From the metadata page: “The EU-DEM data are provided as is, i.e. without a formal validation yet. An independent statistical validation is scheduled as part of the GIO land monitoring service activities, and will be made available in the course of 2014.

1. Data download

Note that the GeoTIFF files are of major size, up to 5 GB:

2. Data import

The data come as ZIP compressed files, hence unzipping occurs (or simply use the fancy “vsizip” driver in GDAL).

Hint for GRASS GIS users: instead of importing the data, you can use the r.external command to register the GeoTIFF DEM file instead of imorting it within a EU LAEA projected location.



New data set: Global Multi-resolution Terrain Elevation Data 2010

USGS has published a new nice data set called the “Global Multi-resolution Terrain Elevation Data 2010” (GMTED2010). It is offered at three different resolutions (approximately 1,000, 500, and 250 meters).

Example (MEA = mean dataset) Trento – Garda Lake – Verona area (Northern Italy):

The 250m product looks quite smooth -a nice new DEM product…

Data download:

GRASS GIS processing steps: see here

ASTER GDEM 30m quality assessment

The recent publication of the ASTER GDEM (30m) is a great step towards a worldwide high resolution elevation model. I have done some test in the Southern Alps around Trento which is among the most complex terrains in Europe. The scope was to calculate a difference map to the local high resolution DEM.

The steps

1. Mosaicking and reprojection to UTM32/WGS84 of ASTER GDEM tiles of the area (using gdalwarp).
2. Import of the ASTER GDEM map into GRASS (
3. Creation of a difference map to the provincial DEM (r.mapcalc, r.colors)
4. Histogram and univariate statistics (d.histogram, r.univar)

The results
(click for higher resolution or download slides as PDF):

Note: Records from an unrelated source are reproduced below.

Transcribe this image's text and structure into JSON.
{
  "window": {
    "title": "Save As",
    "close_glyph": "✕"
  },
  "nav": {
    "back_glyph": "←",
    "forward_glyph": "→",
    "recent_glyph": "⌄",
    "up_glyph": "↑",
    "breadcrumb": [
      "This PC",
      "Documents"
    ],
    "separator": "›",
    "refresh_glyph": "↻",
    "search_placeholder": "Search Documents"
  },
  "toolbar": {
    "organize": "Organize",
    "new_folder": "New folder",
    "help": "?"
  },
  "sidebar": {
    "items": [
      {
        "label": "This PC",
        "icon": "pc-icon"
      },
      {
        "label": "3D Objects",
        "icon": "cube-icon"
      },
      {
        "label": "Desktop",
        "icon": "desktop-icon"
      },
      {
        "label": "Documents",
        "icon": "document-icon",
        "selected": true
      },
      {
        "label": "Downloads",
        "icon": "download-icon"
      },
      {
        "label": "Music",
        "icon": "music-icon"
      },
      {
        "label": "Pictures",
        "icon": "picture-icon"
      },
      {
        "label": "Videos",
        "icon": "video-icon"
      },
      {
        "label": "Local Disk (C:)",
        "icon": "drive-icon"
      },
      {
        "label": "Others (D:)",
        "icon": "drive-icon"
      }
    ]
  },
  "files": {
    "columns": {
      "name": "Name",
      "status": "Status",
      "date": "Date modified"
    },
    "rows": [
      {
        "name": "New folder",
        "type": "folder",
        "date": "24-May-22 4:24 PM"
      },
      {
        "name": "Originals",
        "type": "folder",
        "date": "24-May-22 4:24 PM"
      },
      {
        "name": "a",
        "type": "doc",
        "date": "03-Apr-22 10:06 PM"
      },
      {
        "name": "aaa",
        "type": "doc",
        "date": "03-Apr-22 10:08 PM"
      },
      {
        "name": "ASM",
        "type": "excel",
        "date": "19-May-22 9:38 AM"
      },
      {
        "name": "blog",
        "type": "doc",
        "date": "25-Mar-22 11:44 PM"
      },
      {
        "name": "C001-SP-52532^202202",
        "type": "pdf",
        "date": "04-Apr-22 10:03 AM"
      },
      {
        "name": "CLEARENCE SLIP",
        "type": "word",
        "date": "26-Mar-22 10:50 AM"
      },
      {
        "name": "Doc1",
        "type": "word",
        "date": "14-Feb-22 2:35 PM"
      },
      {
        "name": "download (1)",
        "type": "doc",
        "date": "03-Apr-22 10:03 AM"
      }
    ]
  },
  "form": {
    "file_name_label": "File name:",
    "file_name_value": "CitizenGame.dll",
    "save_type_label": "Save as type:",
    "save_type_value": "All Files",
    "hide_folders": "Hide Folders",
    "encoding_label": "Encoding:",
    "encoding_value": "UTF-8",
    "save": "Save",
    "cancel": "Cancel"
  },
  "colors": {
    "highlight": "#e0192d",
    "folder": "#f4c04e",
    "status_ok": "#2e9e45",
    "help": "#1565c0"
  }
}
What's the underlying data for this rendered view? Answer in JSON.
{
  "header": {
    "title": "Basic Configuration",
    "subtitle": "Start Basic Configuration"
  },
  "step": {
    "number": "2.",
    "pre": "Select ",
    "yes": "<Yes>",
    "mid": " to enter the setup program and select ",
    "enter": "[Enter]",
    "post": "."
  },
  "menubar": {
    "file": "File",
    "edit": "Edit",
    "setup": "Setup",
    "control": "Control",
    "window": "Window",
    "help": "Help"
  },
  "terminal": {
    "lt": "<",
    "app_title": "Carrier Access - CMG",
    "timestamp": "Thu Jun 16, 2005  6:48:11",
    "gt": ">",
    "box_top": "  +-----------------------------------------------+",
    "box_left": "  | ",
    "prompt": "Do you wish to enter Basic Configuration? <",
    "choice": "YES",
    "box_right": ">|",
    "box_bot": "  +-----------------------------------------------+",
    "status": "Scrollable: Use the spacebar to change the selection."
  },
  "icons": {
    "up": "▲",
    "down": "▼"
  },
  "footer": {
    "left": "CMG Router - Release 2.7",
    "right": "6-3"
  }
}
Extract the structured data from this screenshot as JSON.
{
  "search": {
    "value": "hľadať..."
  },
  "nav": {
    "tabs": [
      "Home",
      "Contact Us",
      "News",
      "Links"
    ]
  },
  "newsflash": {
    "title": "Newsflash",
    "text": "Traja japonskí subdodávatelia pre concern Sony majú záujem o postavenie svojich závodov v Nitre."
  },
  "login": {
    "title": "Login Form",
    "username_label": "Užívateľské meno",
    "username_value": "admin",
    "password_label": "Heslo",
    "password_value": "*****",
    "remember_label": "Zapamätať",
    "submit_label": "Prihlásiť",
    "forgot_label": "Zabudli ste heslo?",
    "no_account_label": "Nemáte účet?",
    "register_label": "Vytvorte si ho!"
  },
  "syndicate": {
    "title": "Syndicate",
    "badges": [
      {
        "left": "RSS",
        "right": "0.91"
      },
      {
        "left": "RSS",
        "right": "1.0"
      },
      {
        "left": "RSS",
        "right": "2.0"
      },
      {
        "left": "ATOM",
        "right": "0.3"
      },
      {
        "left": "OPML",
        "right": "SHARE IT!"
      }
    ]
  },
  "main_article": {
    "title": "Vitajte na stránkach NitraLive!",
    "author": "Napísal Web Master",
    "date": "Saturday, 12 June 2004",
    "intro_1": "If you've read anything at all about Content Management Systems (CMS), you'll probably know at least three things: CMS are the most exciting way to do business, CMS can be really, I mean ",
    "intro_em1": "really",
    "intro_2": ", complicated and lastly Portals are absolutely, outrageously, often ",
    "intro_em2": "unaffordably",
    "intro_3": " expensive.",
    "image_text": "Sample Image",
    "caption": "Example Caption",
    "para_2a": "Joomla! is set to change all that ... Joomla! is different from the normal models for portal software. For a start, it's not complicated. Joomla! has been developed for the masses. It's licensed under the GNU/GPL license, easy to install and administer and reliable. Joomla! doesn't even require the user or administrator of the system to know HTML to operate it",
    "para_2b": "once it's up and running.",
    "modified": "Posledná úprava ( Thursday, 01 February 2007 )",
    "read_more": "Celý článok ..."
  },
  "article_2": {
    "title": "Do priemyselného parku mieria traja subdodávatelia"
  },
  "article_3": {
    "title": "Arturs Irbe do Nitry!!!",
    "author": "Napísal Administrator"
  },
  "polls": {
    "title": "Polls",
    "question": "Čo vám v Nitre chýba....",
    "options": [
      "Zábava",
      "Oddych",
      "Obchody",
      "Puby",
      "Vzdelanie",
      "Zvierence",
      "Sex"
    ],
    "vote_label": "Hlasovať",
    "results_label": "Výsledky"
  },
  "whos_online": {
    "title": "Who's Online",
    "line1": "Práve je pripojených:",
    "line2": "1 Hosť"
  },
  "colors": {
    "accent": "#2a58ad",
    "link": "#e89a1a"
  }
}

The hydrological pattern appears to coincide with the provincial rivers map. It can be seen that lakes weren’t masked during the ASTER DEM preparation, howver, these could be identified for many areas in the world with OpenStreetMap layers.
Despite spikes (including unexpected craters), the overall quality appears to be acceptable for this first version of ASTER GDEM – the standard deviation is 18m for the test area with outliers predominantely found in the areas of complex terrain rather than in the valley floors. A shift of -2.3m is also observed (reprojection artifact?).
It will be worth to check if SRTM data (90m) could help to identify and remove the spikes from the DEM. More hopefully in the near future…

Acknowledgments: ASTER GDEM is a product of METI and NASA.